Wednesday, 26 October 2016 18:38
The clamor for a national lottery is sounding louder in the region.
While in the Cayman Islands, Grand Cayman to be exact, this past weekend, I engaged in an interesting conversation with the Hon. Osbourne Bodden, the Minister of Community Affairs, Youth and Sports for that country.
Acknowledging diplomatically, but without any reservation whatsoever that at this time, in comparing our two countries, the financial challenge the sports program in the Cayman Islands has, is not “likely” as great as The Bahamas, he indicated that a national lottery is the answer for both sister Caribbean nations.
“Since 2000, when I got into (mainstream) politics, I have been lobbying or a national lottery in the Cayman Islands. I am a strong supporter of a lottery and I understand that there is a great need for such a means of consistent money to assist the development of youth and sports.
“It’s an issue though that I admit is a tough one. I have not been able to push it further. In the Cayman Islands, the religious sector has so much influence,” explained Minister Bodden.
He readily was upfront on another factor. Bodden was quite frank in stating that views on a national lottery differ with his colleagues and those opposed to the Government of The Cayman Islands.
Such is the case in The Bahamas. There is a strong feeling that the Government of The Bahamas, headed by Rt. Hon. Perry Christie is leaning towards a national lottery. This is the government that pushed through the gaming act even though the referendum and the religious fraternity, for the most part, opposed legalizing the numbers game.
This time around, a senior Cabinet Ministeer, Hon. Obie Wilchcombe has come down publicly on the side of a national lottery. He has been loud and clear about his view on the matter in the House of Assembly. In the Official Opposition Free National Movement, Fort Charlotte Member of Parliament Dr. Andre Rollins, a former Gaming Chairman, favors a national lottery also.
Perhaps the climate is more favorable to test the market in a meaningful way, at this moment in time.
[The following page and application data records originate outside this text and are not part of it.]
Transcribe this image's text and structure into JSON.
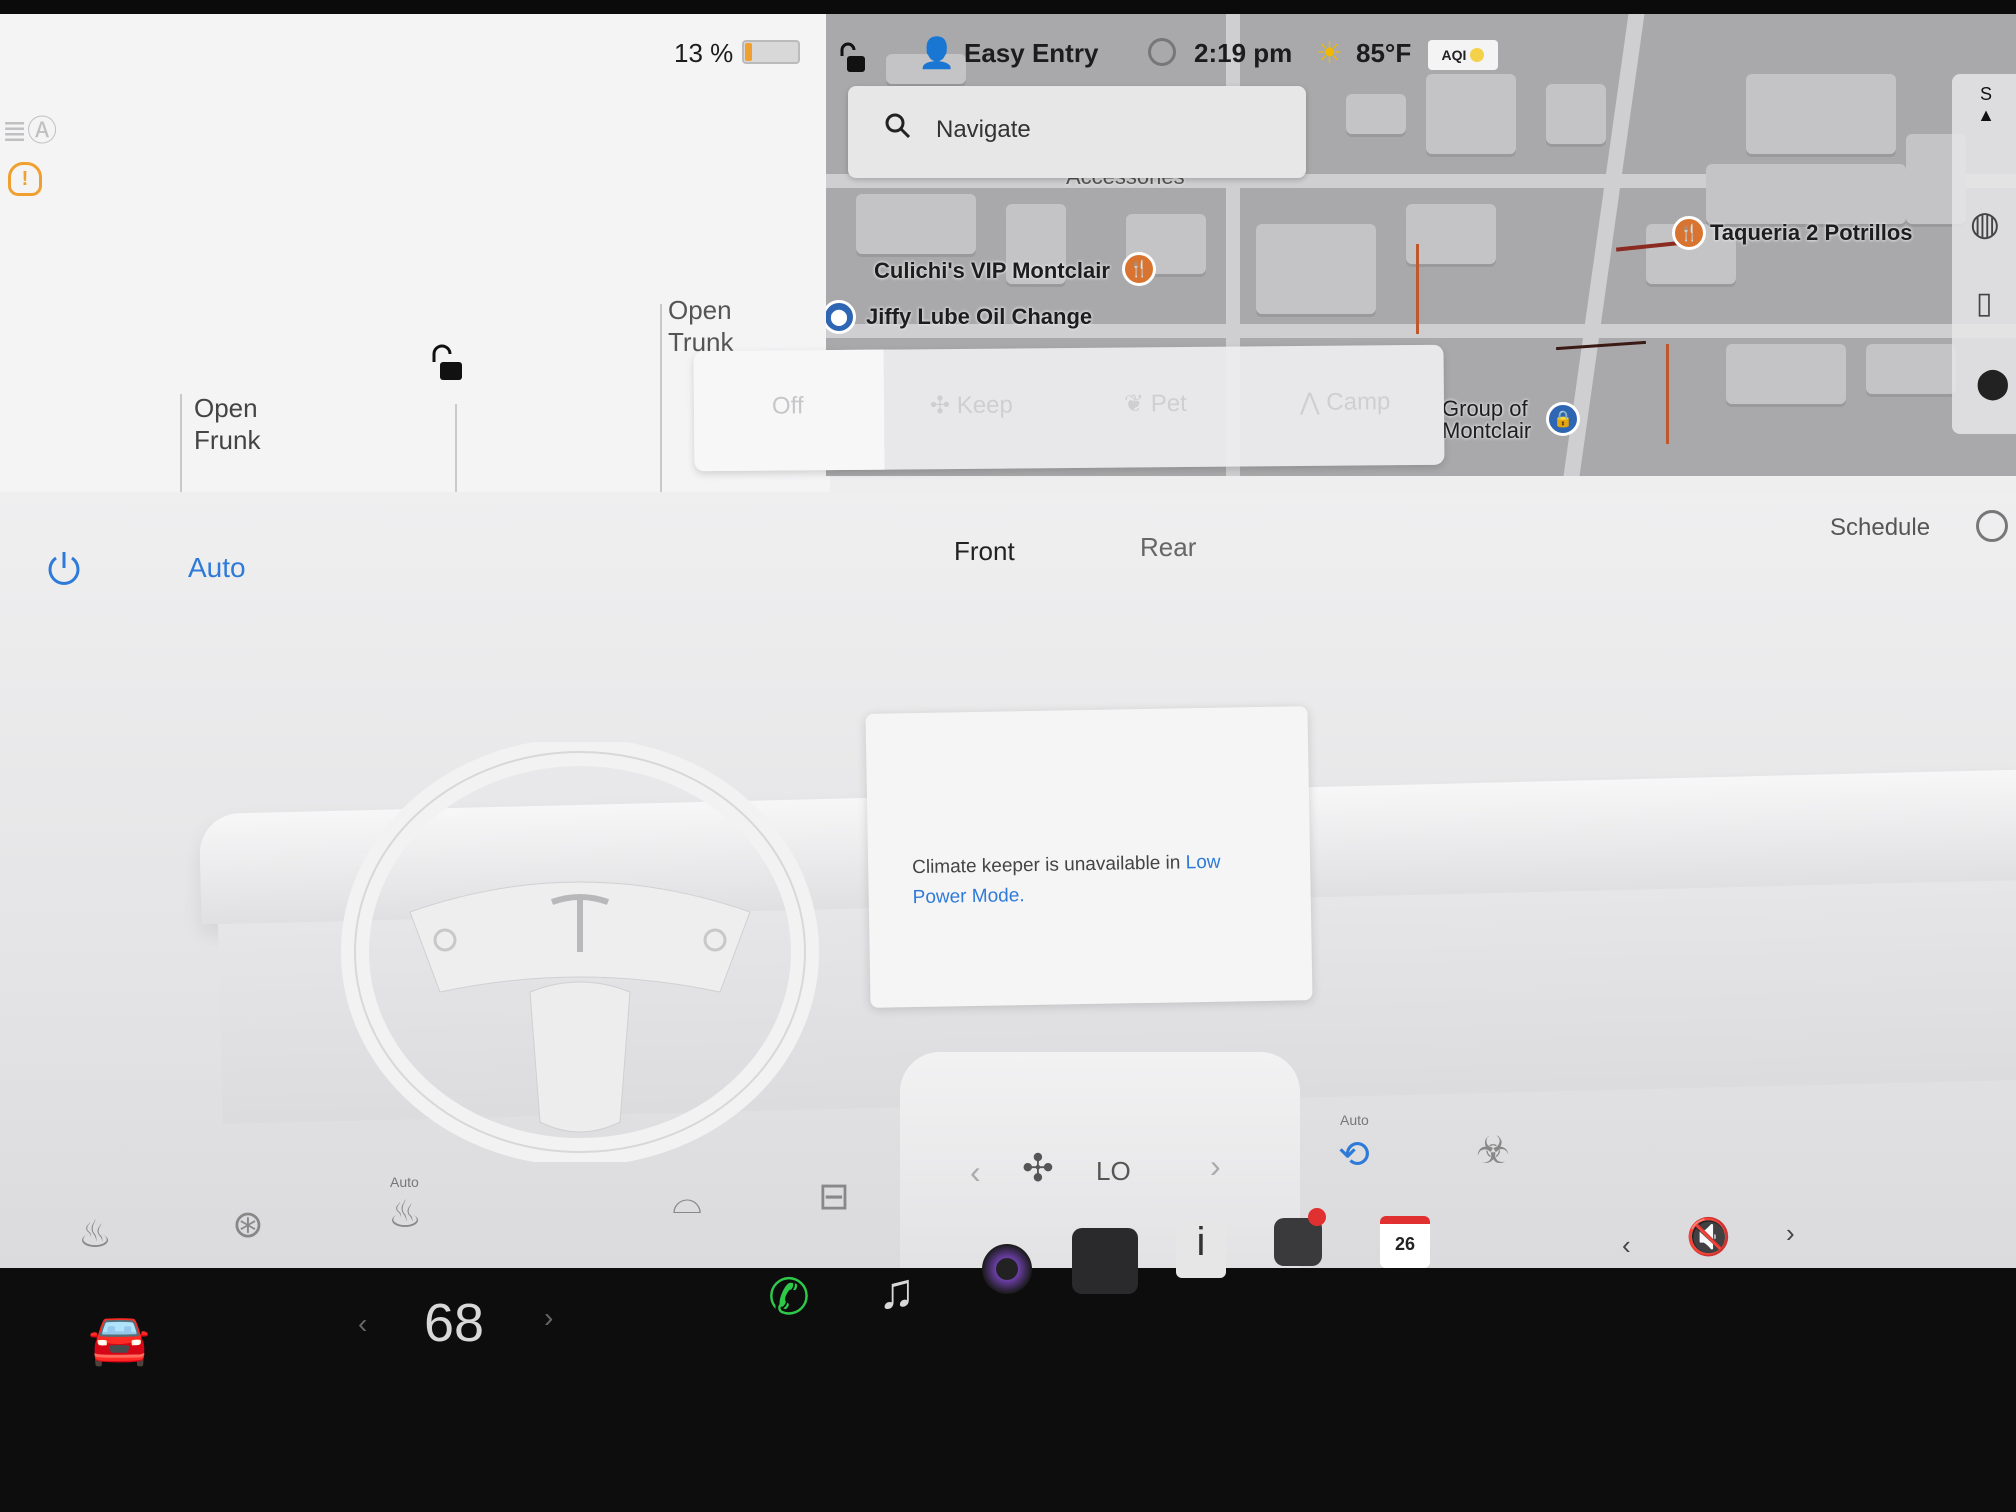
{
  "status_bar": {
    "battery_percent": "13 %",
    "battery_level": 0.13,
    "profile": "Easy Entry",
    "time": "2:19 pm",
    "temperature": "85°F",
    "aqi_label": "AQI"
  },
  "car_panel": {
    "open_trunk": "Open\nTrunk",
    "open_frunk": "Open\nFrunk"
  },
  "map": {
    "search_placeholder": "Navigate",
    "compass": "S",
    "pois": [
      {
        "label": "Culichi's VIP Montclair",
        "kind": "food"
      },
      {
        "label": "Jiffy Lube Oil Change",
        "kind": "service"
      },
      {
        "label": "Taqueria 2 Potrillos",
        "kind": "food"
      },
      {
        "label": "Group of\nMontclair",
        "kind": "service"
      },
      {
        "label": "Accessories",
        "kind": "service"
      }
    ]
  },
  "climate_keeper": {
    "options": [
      "Off",
      "Keep",
      "Pet",
      "Camp"
    ],
    "selected": "Off",
    "message_prefix": "Climate keeper is unavailable in ",
    "message_link": "Low Power Mode."
  },
  "climate": {
    "mode": "Auto",
    "tabs": [
      "Front",
      "Rear"
    ],
    "active_tab": "Front",
    "schedule": "Schedule",
    "fan_speed": "LO",
    "recirc_auto_label": "Auto",
    "defrost_auto_label": "Auto"
  },
  "dock": {
    "cabin_temp": "68",
    "calendar_day": "26"
  },
  "colors": {
    "accent": "#2e7ad8",
    "phone": "#2fc94a",
    "alert": "#f0a030"
  }
}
I see it as something quite necessary. There is nothing Un-Godly about a national lottery, I submit. At a time when the nation is struggling financially, the national debt is mounting because of the need the borrow, sticking one’s head in the sand, just won’t do.
A national lottery would foster a greater funding base for sports, culture and youth. Those areas within our society are essential to nation building. The truth be told though, if they are not financially fortified signficantly, there will be lost opportunities for development.
Minister Wilchcombe sees the light.So does the loquacious one, Dr. Andre Rollins. Across the way, the sports czar in our sister island group of the Caymans, is a proponent of a national lottery.
In The Bahamas, today, that is the way to go.